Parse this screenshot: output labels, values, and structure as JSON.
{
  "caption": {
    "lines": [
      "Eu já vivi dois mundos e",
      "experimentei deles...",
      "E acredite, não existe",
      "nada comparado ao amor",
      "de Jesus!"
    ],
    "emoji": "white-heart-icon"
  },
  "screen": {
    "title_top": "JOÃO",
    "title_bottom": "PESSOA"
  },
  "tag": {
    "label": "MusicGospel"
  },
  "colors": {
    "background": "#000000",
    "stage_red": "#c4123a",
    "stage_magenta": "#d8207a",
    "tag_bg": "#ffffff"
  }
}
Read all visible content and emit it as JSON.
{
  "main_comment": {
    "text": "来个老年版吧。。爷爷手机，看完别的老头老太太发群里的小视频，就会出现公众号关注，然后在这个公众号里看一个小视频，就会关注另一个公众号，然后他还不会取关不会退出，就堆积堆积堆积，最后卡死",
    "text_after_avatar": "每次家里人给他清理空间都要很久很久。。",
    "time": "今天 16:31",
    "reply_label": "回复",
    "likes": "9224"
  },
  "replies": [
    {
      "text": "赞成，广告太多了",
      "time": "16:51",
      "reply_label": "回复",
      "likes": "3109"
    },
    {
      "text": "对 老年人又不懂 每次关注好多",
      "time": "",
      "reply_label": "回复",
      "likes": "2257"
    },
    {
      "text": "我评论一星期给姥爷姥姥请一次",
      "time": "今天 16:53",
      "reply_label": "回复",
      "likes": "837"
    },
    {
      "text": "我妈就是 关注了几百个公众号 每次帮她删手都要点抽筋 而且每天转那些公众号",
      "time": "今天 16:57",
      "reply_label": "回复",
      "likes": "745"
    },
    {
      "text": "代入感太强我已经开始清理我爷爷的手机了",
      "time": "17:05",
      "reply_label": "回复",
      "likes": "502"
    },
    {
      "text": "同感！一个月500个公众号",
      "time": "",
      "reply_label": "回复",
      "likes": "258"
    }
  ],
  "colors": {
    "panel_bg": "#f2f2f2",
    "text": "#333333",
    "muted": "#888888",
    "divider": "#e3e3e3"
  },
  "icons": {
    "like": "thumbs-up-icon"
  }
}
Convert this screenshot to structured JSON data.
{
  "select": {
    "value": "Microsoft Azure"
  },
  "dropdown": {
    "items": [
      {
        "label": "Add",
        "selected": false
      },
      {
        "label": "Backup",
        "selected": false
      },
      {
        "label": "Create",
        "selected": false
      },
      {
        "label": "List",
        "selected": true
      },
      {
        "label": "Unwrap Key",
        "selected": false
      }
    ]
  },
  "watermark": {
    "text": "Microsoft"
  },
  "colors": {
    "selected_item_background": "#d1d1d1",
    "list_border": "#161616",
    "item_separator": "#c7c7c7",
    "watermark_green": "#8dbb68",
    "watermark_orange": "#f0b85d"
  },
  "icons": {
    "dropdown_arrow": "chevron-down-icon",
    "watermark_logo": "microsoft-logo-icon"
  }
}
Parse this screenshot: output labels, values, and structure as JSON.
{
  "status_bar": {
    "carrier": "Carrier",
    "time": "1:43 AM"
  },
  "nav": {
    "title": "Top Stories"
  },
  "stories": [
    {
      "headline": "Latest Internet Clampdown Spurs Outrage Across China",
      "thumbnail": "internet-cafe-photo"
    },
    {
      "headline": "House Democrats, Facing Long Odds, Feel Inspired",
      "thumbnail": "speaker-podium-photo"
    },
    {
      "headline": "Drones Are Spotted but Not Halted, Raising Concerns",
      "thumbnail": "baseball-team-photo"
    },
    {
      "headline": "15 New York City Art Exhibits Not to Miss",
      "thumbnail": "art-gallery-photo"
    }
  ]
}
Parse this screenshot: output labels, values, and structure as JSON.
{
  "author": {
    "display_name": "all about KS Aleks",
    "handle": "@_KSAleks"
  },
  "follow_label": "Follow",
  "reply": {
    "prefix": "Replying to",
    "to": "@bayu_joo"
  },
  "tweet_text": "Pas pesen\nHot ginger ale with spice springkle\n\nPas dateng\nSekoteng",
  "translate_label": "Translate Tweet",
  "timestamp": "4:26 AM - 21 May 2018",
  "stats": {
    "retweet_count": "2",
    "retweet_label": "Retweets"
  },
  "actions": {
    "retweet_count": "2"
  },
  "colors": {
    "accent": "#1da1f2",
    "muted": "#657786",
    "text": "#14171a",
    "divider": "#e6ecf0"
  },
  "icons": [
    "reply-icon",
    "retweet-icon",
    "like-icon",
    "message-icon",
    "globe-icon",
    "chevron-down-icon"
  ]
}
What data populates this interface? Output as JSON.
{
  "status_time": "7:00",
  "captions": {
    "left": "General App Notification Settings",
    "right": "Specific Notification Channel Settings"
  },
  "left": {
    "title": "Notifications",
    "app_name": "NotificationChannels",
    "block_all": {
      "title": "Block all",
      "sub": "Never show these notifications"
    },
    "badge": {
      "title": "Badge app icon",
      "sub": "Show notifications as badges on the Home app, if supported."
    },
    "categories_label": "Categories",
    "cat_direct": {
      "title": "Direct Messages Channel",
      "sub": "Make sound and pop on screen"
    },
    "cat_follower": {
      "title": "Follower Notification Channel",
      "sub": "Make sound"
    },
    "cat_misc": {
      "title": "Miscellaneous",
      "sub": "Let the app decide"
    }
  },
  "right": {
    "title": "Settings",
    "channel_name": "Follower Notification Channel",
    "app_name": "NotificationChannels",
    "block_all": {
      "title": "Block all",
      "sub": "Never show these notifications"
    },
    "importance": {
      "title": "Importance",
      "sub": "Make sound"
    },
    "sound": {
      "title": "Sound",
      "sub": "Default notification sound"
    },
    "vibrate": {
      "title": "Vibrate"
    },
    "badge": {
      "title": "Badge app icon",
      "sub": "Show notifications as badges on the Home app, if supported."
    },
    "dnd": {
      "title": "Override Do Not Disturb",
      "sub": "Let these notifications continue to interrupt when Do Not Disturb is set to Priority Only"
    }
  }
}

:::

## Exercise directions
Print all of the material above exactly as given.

## Written reply
Parse this screenshot: output labels, values, and structure as JSON.
{
  "caption": {
    "lines": [
      "Eu já vivi dois mundos e",
      "experimentei deles...",
      "E acredite, não existe",
      "nada comparado ao amor",
      "de Jesus!"
    ],
    "emoji": "white-heart-icon"
  },
  "screen": {
    "title_top": "JOÃO",
    "title_bottom": "PESSOA"
  },
  "tag": {
    "label": "MusicGospel"
  },
  "colors": {
    "background": "#000000",
    "stage_red": "#c4123a",
    "stage_magenta": "#d8207a",
    "tag_bg": "#ffffff"
  }
}
Read all visible content and emit it as JSON.
{
  "main_comment": {
    "text": "来个老年版吧。。爷爷手机，看完别的老头老太太发群里的小视频，就会出现公众号关注，然后在这个公众号里看一个小视频，就会关注另一个公众号，然后他还不会取关不会退出，就堆积堆积堆积，最后卡死",
    "text_after_avatar": "每次家里人给他清理空间都要很久很久。。",
    "time": "今天 16:31",
    "reply_label": "回复",
    "likes": "9224"
  },
  "replies": [
    {
      "text": "赞成，广告太多了",
      "time": "16:51",
      "reply_label": "回复",
      "likes": "3109"
    },
    {
      "text": "对 老年人又不懂 每次关注好多",
      "time": "",
      "reply_label": "回复",
      "likes": "2257"
    },
    {
      "text": "我评论一星期给姥爷姥姥请一次",
      "time": "今天 16:53",
      "reply_label": "回复",
      "likes": "837"
    },
    {
      "text": "我妈就是 关注了几百个公众号 每次帮她删手都要点抽筋 而且每天转那些公众号",
      "time": "今天 16:57",
      "reply_label": "回复",
      "likes": "745"
    },
    {
      "text": "代入感太强我已经开始清理我爷爷的手机了",
      "time": "17:05",
      "reply_label": "回复",
      "likes": "502"
    },
    {
      "text": "同感！一个月500个公众号",
      "time": "",
      "reply_label": "回复",
      "likes": "258"
    }
  ],
  "colors": {
    "panel_bg": "#f2f2f2",
    "text": "#333333",
    "muted": "#888888",
    "divider": "#e3e3e3"
  },
  "icons": {
    "like": "thumbs-up-icon"
  }
}
Convert this screenshot to structured JSON data.
{
  "select": {
    "value": "Microsoft Azure"
  },
  "dropdown": {
    "items": [
      {
        "label": "Add",
        "selected": false
      },
      {
        "label": "Backup",
        "selected": false
      },
      {
        "label": "Create",
        "selected": false
      },
      {
        "label": "List",
        "selected": true
      },
      {
        "label": "Unwrap Key",
        "selected": false
      }
    ]
  },
  "watermark": {
    "text": "Microsoft"
  },
  "colors": {
    "selected_item_background": "#d1d1d1",
    "list_border": "#161616",
    "item_separator": "#c7c7c7",
    "watermark_green": "#8dbb68",
    "watermark_orange": "#f0b85d"
  },
  "icons": {
    "dropdown_arrow": "chevron-down-icon",
    "watermark_logo": "microsoft-logo-icon"
  }
}
Parse this screenshot: output labels, values, and structure as JSON.
{
  "status_bar": {
    "carrier": "Carrier",
    "time": "1:43 AM"
  },
  "nav": {
    "title": "Top Stories"
  },
  "stories": [
    {
      "headline": "Latest Internet Clampdown Spurs Outrage Across China",
      "thumbnail": "internet-cafe-photo"
    },
    {
      "headline": "House Democrats, Facing Long Odds, Feel Inspired",
      "thumbnail": "speaker-podium-photo"
    },
    {
      "headline": "Drones Are Spotted but Not Halted, Raising Concerns",
      "thumbnail": "baseball-team-photo"
    },
    {
      "headline": "15 New York City Art Exhibits Not to Miss",
      "thumbnail": "art-gallery-photo"
    }
  ]
}
Parse this screenshot: output labels, values, and structure as JSON.
{
  "author": {
    "display_name": "all about KS Aleks",
    "handle": "@_KSAleks"
  },
  "follow_label": "Follow",
  "reply": {
    "prefix": "Replying to",
    "to": "@bayu_joo"
  },
  "tweet_text": "Pas pesen\nHot ginger ale with spice springkle\n\nPas dateng\nSekoteng",
  "translate_label": "Translate Tweet",
  "timestamp": "4:26 AM - 21 May 2018",
  "stats": {
    "retweet_count": "2",
    "retweet_label": "Retweets"
  },
  "actions": {
    "retweet_count": "2"
  },
  "colors": {
    "accent": "#1da1f2",
    "muted": "#657786",
    "text": "#14171a",
    "divider": "#e6ecf0"
  },
  "icons": [
    "reply-icon",
    "retweet-icon",
    "like-icon",
    "message-icon",
    "globe-icon",
    "chevron-down-icon"
  ]
}
What data populates this interface? Output as JSON.
{
  "status_time": "7:00",
  "captions": {
    "left": "General App Notification Settings",
    "right": "Specific Notification Channel Settings"
  },
  "left": {
    "title": "Notifications",
    "app_name": "NotificationChannels",
    "block_all": {
      "title": "Block all",
      "sub": "Never show these notifications"
    },
    "badge": {
      "title": "Badge app icon",
      "sub": "Show notifications as badges on the Home app, if supported."
    },
    "categories_label": "Categories",
    "cat_direct": {
      "title": "Direct Messages Channel",
      "sub": "Make sound and pop on screen"
    },
    "cat_follower": {
      "title": "Follower Notification Channel",
      "sub": "Make sound"
    },
    "cat_misc": {
      "title": "Miscellaneous",
      "sub": "Let the app decide"
    }
  },
  "right": {
    "title": "Settings",
    "channel_name": "Follower Notification Channel",
    "app_name": "NotificationChannels",
    "block_all": {
      "title": "Block all",
      "sub": "Never show these notifications"
    },
    "importance": {
      "title": "Importance",
      "sub": "Make sound"
    },
    "sound": {
      "title": "Sound",
      "sub": "Default notification sound"
    },
    "vibrate": {
      "title": "Vibrate"
    },
    "badge": {
      "title": "Badge app icon",
      "sub": "Show notifications as badges on the Home app, if supported."
    },
    "dnd": {
      "title": "Override Do Not Disturb",
      "sub": "Let these notifications continue to interrupt when Do Not Disturb is set to Priority Only"
    }
  }
}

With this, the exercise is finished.